Natural disasters help highlight relationships and interconnectedness in today's world
Our world has become connected in ways that a couple of decades ago could only have barely been imagined. Often this is taken primarily as a matter of technology, a matter of ease of getting information, a matter of the speed of effects being felt in distant places. Hurricane Sandy and its impact in the Northeast along with all the calls that were made beyond the storm show that our connected world has also created new patterns of relationships.
The work of a marriage and family therapist is often about problems that exist in significant relationships and ways to build strength into relationships. The relationships that arise from living in a connected world are very different and can even exist between people who do not even know each other. Communications I have been involved in about the storm show how these relationships have their own way of having an impact on us.
The first message I read after working overnight in an evacuation center was an alert from the city announcing that there was serious damage to a sister congregation in Manhattan. No real details but still my thoughts went out to them and at the same time I saw this as positive news about my own church. Note that I had not heard from anyone involved with that church, but yet I felt more connected to what was going on. Not long after this, a theology student in Buffalo also felt more connected to the storm and posted “Prayers go out to everyone who is being affected in New York City by the hurricane”. Why did I feel that he was trying to be too close to a situation that he was not really connected to?
On the 30th, I got the family message that reminded me that I had not reached back out to them. My sister wrote, “Just so you know there’s a whole group of Hoosier family and friends praying for your safety. Keep me or mom posted even with a quick text she says.” Things were too busy to reach out to them, but their relationship with me in some ways was making it as if they were partially present with me in New York. The next day, I did call my sister. Her post of “My daughter was really happy to talk to uncle Christopher L Smith tonight” did not key in to what was going on but began to tell a whole group of people who know where I live that I was okay. I made this more concrete by saying, “As was he. Good to have thoughts and prayers to those affected more severely by the storm here in NYC and throughout the large affected area.” However, this also began the need for daily calls to either my mother or my sister to give them updates on how things were going. I knew that this was something that was really important for them, especially when things continued to get worse in the area and another storm (Athena – making history in being the first named winter storm) threatened. On the other hand, it was hard at times to relate what was really going on. My relationship to Sandy-Athena was so different than theirs and in realizing that their experience was through our relationship, I also realized that my first person experience was so different than that of some of my fellow New Yorkers. I was in a situation where I could consider volunteering at a shelter to be in heat for the night when there were those there who had no other place to go.
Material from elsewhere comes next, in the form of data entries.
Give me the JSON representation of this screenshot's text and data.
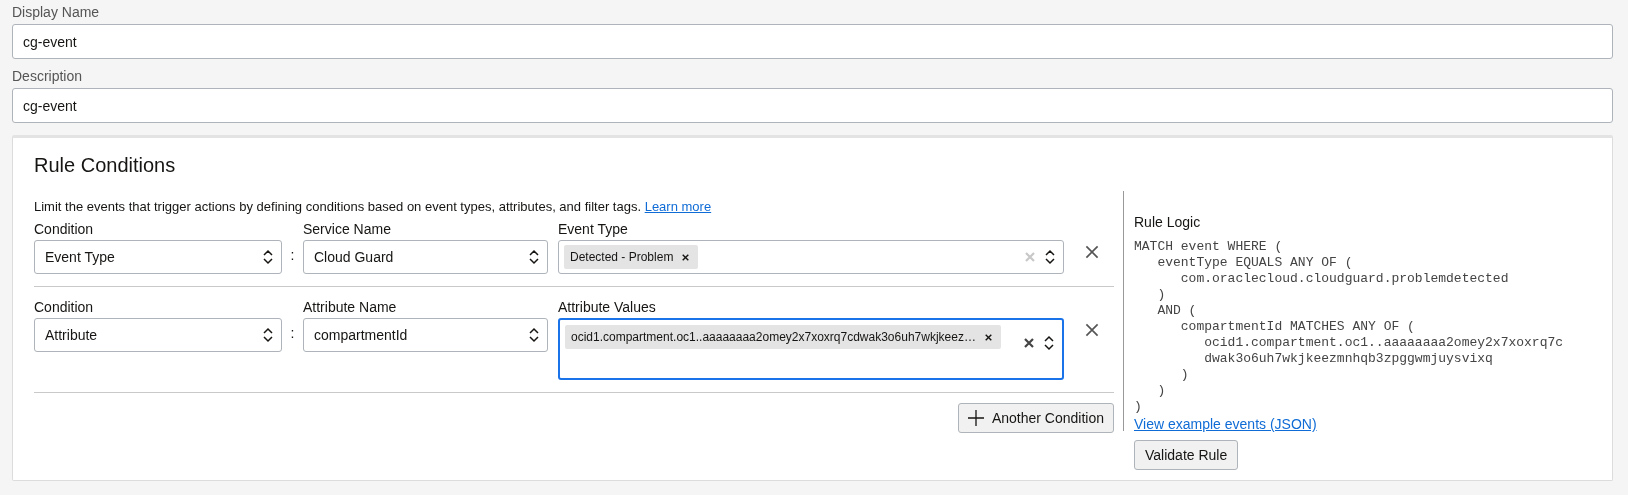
{
  "fields": [
    {
      "label": "Display Name",
      "value": "cg-event"
    },
    {
      "label": "Description",
      "value": "cg-event"
    }
  ],
  "rule_conditions": {
    "title": "Rule Conditions",
    "intro": {
      "text": "Limit the events that trigger actions by defining conditions based on event types, attributes, and filter tags.",
      "link": "Learn more"
    },
    "conditions": [
      {
        "condition_label": "Condition",
        "condition_value": "Event Type",
        "separator": ":",
        "name_label": "Service Name",
        "name_value": "Cloud Guard",
        "values_label": "Event Type",
        "tags": [
          "Detected - Problem"
        ],
        "focused": false
      },
      {
        "condition_label": "Condition",
        "condition_value": "Attribute",
        "separator": ":",
        "name_label": "Attribute Name",
        "name_value": "compartmentId",
        "values_label": "Attribute Values",
        "tags": [
          "ocid1.compartment.oc1..aaaaaaaa2omey2x7xoxrq7cdwak3o6uh7wkjkeez…"
        ],
        "focused": true
      }
    ],
    "add_button": "Another Condition"
  },
  "rule_logic": {
    "title": "Rule Logic",
    "code": "MATCH event WHERE (\n   eventType EQUALS ANY OF (\n      com.oraclecloud.cloudguard.problemdetected\n   )\n   AND (\n      compartmentId MATCHES ANY OF (\n         ocid1.compartment.oc1..aaaaaaaa2omey2x7xoxrq7c\n         dwak3o6uh7wkjkeezmnhqb3zpggwmjuysvixq\n      )\n   )\n)",
    "link": "View example events (JSON)",
    "button": "Validate Rule"
  }
}
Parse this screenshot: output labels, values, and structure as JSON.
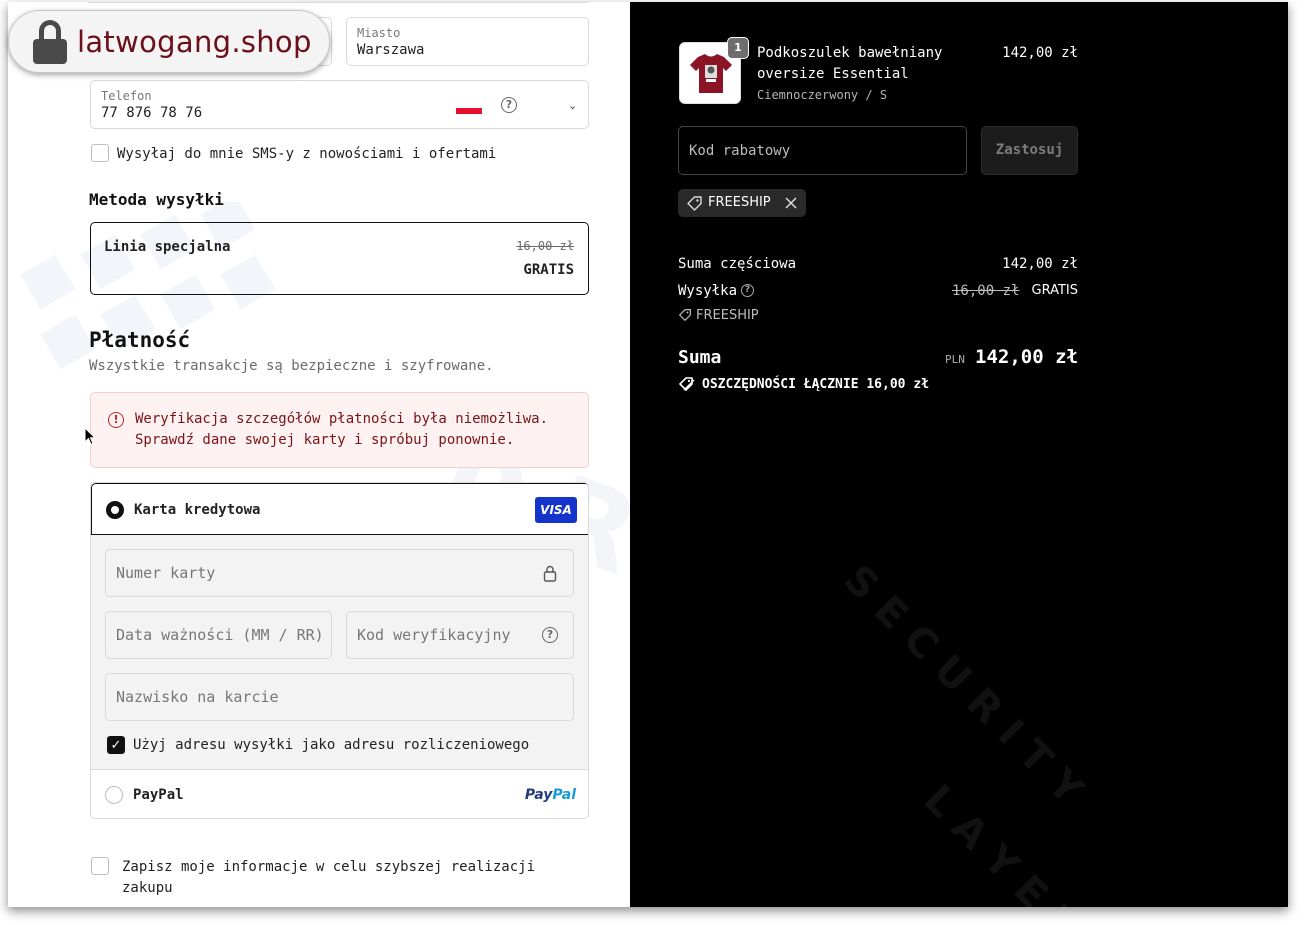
{
  "browser": {
    "domain": "latwogang.shop"
  },
  "address": {
    "city_label": "Miasto",
    "city_value": "Warszawa",
    "phone_label": "Telefon",
    "phone_value": "77 876 78 76",
    "sms_optin_label": "Wysyłaj do mnie SMS-y z nowościami i ofertami"
  },
  "shipping": {
    "heading": "Metoda wysyłki",
    "method_name": "Linia specjalna",
    "old_price": "16,00 zł",
    "price": "GRATIS"
  },
  "payment": {
    "heading": "Płatność",
    "subtitle": "Wszystkie transakcje są bezpieczne i szyfrowane.",
    "error_line1": "Weryfikacja szczegółów płatności była niemożliwa.",
    "error_line2": "Sprawdź dane swojej karty i spróbuj ponownie.",
    "card_option_label": "Karta kredytowa",
    "visa_label": "VISA",
    "card_number_placeholder": "Numer karty",
    "expiry_placeholder": "Data ważności (MM / RR)",
    "cvv_placeholder": "Kod weryfikacyjny",
    "name_placeholder": "Nazwisko na karcie",
    "billing_same_label": "Użyj adresu wysyłki jako adresu rozliczeniowego",
    "paypal_option_label": "PayPal",
    "paypal_logo_1": "Pay",
    "paypal_logo_2": "Pal"
  },
  "save_info": {
    "line1": "Zapisz moje informacje w celu szybszej realizacji",
    "line2": "zakupu"
  },
  "summary": {
    "item": {
      "quantity": "1",
      "title_line1": "Podkoszulek bawełniany",
      "title_line2": "oversize Essential",
      "variant": "Ciemnoczerwony / S",
      "price": "142,00 zł"
    },
    "discount_placeholder": "Kod rabatowy",
    "apply_label": "Zastosuj",
    "applied_code": "FREESHIP",
    "subtotal_label": "Suma częściowa",
    "subtotal_value": "142,00 zł",
    "shipping_label": "Wysyłka",
    "shipping_old": "16,00 zł",
    "shipping_value": "GRATIS",
    "shipping_code": "FREESHIP",
    "total_label": "Suma",
    "currency": "PLN",
    "total_value": "142,00 zł",
    "savings_label": "OSZCZĘDNOŚCI ŁĄCZNIE 16,00 zł"
  },
  "colors": {
    "accent": "#111111",
    "error": "#c0262d",
    "summary_bg": "#000000",
    "visa": "#1434cb"
  }
}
Thinking back to 9/11, I also realized that there would be people out there who I would never think about who would be worried about how I was doing. Then it struck me – why not use our connected world to get the word out to these people too. For me, these are people that I do not regularly connect with and who might only be considered acquaintances. Yet, for many of them, I am the call that they have that connects them to this disastrous event. The relationship is far from symmetric. So I write, “Just an update from the metro New York area – I’m doing well – thanks for all who have inquired, thoughts, prayers, etc. The church is well. The area will take a while to get back to normal but a lot of good has been seen already.” The response was a brief flood of greetings – including from people I would never have thought to reach out to.
As time goes along, people are pulled away from being connected to the unfolding saga in the greater New York area but others are drawn into a deeper relationship with what is going on. This yields current dichotomies such as:
- “I wanted to let you know that people here are asking me about Sandy and how people were impacted. They are truly concerned about all of you and, while they haven’t said it, I know that all of you who are impacted are in their daily prayers. They honestly don’t care the faith of the people who were impacted, they just care that people lost lives, dear ones, and homes.” An American in Palestine
- “having a rum and coke for my mom…because I don’t do fruit drinks” Midwest Pastor
Even in New York, people respond in different ways:
- Some need to be able to take a break to be able to sustain their efforts, but yet feel support form the connections all the different relationships provide: “I need to go off the grid for the night and decompress…God bless each and every one of you for keeping us in your thoughts and prayers.” New York Pastor
- Others look at bigger issues or even attempts to bring humor back into everything that is going on: “How can we have a ‘winter storm warning’ when it is autumn? Shouldn’t it be an ‘autumn storm that has winter-like temperatures, precipitation and wind’ warning?” Connecticut Psychologist
- Others realize that there are justice issues and that there is a lot of difference in our experiences of the recovery: “Lots of people still sitting in unheated houses in the dark around here, long after neighbors (like me) have had power restored. Not fun when it’s snowing.” New Jersey Pastor
- Even others are getting angry at what is going on especially as they feel more and more isolated from the positive directions others are facing. And of course, there are those who are trying to find ways of getting ahead in the new realities “I wonder if I should use my nurse’s id to jump the gas line” New York Nurse.
We do live in a connected world. This world brings with it all sorts of new types of relationships, including ones that are much more significant for one side than the other. This makes it more important for us to think about who we need to call after the storm. Doing so, and keeping the relationships in perspective, can help us maintain peace and wholeness in our lives.